      Count            : 4
    AllocatableVMs[4]  :
      VmSize           : Standard_D32-8s_v3
      Count            : 2
    AllocatableVMs[5]  :
      VmSize           : Standard_D32-16s_v3
      Count            : 2
    AllocatableVMs[6]  :
      VmSize           : Standard_D32s_v3
      Count            : 2
    AllocatableVMs[7]  :
      VmSize           : Standard_D64-16s_v3
      Count            : 1
    AllocatableVMs[8]  :
      VmSize           : Standard_D64-32s_v3
      Count            : 1
    AllocatableVMs[9]  :
      VmSize           : Standard_D64s_v3
      Count            : 1
  Statuses[0]          :
    Code               : ProvisioningState/succeeded
    Level              : Info
    DisplayStatus      : Provisioning succeeded
    Time               : 7/28/2019 5:31:01 PM
  Statuses[1]          :
    Code               : HealthState/available
    Level              : Info
    DisplayStatus      : Host available
Sku                    :
  Name                 : DSv3-Type1
Id                     : /subscriptions/10101010-1010-1010-1010-101010101010/re
sourceGroups/myDHResourceGroup/providers/Microsoft.Compute/hostGroups/myHostGroup/hosts
/myHost
Name                   : myHost
Location               : eastus
Tags                   : {}

Create a scale set

When you deploy a scale set, you specify the host group.

New-AzVmss `
  -ResourceGroupName "myResourceGroup" `
  -Location "EastUS" `
  -VMScaleSetName "myDHScaleSet" `
  -VirtualNetworkName "myVnet" `
  -SubnetName "mySubnet" `
  -PublicIpAddressName "myPublicIPAddress" `
  -LoadBalancerName "myLoadBalancer" `
  -UpgradePolicyMode "Automatic"`
  -HostGroupId $hostGroup.Id

If you want to manually choose which host to deploy the scale set to, add --host and the name of the host.

Add an existing VM

You can add an existing VM to a dedicated host, but the VM must first be Stop\Deallocated. Before you move a VM to a dedicated host, make sure that the VM configuration is supported:

  • The VM size must be in the same size family as the dedicated host. For example, if your dedicated host is DSv3, then the VM size could be Standard_D4s_v3, but it could not be a Standard_A4_v2.
  • The VM needs to be located in same region as the dedicated host.
  • The VM can't be part of a proximity placement group. Remove the VM from the proximity placement group before moving it to a dedicated host. For more information, see Move a VM out of a proximity placement group
  • The VM can't be in an availability set.
  • If the VM is in an availability zone, it must be the same availability zone as the host group. The availability zone settings for the VM and the host group must match.
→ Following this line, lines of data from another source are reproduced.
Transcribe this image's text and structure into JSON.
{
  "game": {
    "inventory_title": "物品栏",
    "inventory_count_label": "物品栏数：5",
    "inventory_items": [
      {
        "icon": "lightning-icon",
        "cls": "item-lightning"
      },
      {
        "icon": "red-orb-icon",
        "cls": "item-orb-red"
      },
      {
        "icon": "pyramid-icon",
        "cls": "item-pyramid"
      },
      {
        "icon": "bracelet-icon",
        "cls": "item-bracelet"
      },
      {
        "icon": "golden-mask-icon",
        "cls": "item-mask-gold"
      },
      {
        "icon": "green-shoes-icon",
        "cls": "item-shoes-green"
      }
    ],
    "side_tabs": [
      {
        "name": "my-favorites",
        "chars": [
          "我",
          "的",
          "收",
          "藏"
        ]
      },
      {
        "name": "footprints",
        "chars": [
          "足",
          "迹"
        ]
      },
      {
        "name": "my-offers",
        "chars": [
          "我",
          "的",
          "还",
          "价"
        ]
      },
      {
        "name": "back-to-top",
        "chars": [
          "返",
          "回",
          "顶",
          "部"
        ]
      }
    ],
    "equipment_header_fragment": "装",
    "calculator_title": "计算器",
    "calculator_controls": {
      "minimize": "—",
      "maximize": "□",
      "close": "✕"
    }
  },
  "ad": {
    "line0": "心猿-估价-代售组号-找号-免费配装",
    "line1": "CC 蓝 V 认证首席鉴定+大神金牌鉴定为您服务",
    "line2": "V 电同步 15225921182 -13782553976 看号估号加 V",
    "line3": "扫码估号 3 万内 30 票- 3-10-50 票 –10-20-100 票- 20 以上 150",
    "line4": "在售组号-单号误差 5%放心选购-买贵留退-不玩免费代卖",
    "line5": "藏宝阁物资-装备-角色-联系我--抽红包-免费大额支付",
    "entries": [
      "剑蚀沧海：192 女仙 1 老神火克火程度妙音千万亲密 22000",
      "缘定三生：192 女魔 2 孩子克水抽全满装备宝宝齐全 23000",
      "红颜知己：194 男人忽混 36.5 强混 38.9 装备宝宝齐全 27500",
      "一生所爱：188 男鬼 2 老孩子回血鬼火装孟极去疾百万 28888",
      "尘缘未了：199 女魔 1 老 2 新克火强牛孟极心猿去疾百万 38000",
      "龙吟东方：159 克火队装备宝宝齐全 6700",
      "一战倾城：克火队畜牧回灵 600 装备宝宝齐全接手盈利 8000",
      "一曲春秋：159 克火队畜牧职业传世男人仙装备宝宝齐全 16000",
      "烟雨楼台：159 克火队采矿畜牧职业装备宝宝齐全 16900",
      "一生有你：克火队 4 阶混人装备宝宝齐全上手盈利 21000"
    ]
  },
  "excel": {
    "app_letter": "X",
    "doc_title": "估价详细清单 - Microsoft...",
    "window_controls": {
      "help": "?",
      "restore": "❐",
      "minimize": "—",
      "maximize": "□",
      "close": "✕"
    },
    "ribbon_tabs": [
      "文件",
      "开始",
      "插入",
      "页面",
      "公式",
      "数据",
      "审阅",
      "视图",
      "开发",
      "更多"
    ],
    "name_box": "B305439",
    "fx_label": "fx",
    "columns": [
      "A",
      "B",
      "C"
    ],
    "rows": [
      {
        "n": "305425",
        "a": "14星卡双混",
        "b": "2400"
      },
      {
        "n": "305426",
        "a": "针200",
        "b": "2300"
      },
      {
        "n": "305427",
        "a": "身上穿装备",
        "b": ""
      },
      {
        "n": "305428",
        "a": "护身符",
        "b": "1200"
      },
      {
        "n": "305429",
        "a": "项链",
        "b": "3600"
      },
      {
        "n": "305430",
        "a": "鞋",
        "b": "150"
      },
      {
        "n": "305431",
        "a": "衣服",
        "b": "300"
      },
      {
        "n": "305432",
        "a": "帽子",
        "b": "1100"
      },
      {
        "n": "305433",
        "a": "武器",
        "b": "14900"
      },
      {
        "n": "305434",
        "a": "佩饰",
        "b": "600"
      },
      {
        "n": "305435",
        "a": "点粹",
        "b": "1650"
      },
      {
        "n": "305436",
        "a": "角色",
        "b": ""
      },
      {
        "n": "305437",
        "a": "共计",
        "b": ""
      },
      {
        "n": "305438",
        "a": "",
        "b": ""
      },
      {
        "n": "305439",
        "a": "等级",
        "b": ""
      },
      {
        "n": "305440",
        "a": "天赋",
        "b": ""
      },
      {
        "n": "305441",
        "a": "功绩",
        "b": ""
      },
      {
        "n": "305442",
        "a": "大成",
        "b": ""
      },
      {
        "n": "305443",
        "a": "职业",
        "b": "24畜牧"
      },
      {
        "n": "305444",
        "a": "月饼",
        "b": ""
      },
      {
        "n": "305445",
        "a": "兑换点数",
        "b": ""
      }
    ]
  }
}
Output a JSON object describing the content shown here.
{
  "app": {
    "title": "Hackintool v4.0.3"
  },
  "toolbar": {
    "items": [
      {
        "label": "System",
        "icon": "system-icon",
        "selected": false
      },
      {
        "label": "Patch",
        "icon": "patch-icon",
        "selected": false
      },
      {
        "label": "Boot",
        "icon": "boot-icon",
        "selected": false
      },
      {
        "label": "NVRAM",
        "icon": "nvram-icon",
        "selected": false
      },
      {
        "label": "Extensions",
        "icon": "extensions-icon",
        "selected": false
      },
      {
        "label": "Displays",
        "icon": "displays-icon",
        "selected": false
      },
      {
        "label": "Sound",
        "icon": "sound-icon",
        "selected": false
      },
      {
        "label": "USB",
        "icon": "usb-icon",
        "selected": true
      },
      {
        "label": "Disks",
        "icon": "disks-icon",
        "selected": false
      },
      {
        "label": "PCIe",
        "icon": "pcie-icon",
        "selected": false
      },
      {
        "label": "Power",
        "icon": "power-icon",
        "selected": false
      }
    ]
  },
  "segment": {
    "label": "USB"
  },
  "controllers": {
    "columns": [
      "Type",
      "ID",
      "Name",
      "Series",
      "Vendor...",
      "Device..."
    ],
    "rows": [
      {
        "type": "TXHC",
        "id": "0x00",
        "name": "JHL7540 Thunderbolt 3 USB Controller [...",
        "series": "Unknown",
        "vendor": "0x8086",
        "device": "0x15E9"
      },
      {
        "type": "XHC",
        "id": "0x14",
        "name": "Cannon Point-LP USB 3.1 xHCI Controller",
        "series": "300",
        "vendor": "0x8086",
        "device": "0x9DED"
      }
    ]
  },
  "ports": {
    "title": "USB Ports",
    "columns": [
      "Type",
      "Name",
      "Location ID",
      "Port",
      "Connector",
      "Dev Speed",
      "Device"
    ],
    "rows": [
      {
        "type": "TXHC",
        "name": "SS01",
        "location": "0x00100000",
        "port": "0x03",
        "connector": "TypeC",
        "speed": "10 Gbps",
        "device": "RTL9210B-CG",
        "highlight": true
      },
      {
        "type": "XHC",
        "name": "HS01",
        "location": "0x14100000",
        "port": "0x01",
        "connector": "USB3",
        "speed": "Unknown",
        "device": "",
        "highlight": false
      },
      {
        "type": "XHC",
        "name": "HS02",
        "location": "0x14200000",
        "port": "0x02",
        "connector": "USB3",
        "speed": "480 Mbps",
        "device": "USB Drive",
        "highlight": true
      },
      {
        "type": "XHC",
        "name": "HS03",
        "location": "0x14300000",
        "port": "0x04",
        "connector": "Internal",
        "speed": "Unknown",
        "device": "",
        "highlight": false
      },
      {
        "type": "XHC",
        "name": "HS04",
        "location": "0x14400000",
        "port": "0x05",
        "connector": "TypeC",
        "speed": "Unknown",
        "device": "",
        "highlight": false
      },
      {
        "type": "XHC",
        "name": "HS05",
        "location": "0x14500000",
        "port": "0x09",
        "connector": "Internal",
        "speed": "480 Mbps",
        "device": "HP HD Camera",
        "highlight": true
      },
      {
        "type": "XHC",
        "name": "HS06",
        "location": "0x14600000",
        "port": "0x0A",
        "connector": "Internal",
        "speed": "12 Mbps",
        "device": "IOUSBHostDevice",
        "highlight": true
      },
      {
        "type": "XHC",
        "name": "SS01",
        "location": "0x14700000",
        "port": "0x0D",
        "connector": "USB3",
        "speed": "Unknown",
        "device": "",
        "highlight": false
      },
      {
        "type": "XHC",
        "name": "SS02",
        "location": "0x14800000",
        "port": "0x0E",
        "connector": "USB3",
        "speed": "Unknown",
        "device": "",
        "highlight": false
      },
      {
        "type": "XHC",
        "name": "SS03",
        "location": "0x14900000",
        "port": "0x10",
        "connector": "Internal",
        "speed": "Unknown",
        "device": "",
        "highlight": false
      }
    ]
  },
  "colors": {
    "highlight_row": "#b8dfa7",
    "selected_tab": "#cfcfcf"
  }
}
Replace the values of the variables with your own information.

$vmRGName = "movetohost"
$vmName = "myVMtoHost"
$dhRGName = "myDHResourceGroup"
$dhGroupName = "myHostGroup"
$dhName = "myHost"

$myDH = Get-AzHost `
   -HostGroupName $dhGroupName `
   -ResourceGroupName $dhRGName `
   -Name $dhName

$myVM = Get-AzVM `
   -ResourceGroupName $vmRGName `
   -Name $vmName

$myVM.Host = New-Object Microsoft.Azure.Management.Compute.Models.SubResource

$myVM.Host.Id = "$myDH.Id"

Stop-AzVM `
   -ResourceGroupName $vmRGName `
   -Name $vmName -Force

Update-AzVM `
   -ResourceGroupName $vmRGName `
   -VM $myVM -Debug

Start-AzVM `
   -ResourceGroupName $vmRGName `
   -Name $vmName

Clean up

You are being charged for your dedicated hosts even when no virtual machines are deployed. You should delete any hosts you are currently not using to save costs.

You can only delete a host when there are no any longer virtual machines using it. Delete the VMs using Remove-AzVM.

Remove-AzVM -ResourceGroupName $rgName -Name myVM

After deleting the VMs, you can delete the host using Remove-AzHost.

Remove-AzHost -ResourceGroupName $rgName -Name myHost

Once you have deleted all of your hosts, you may delete the host group using Remove-AzHostGroup.

Remove-AzHost -ResourceGroupName $rgName -Name myHost

You can also delete the entire resource group in a single command using Remove-AzResourceGroup. This will delete all resources created in the group, including all of the VMs, hosts and host groups.

Remove-AzResourceGroup -Name $rgName

Next steps

  • There is sample template, found here, that uses both zones and fault domains for maximum resiliency in a region.

  • You can also deploy dedicated hosts using the Azure portal.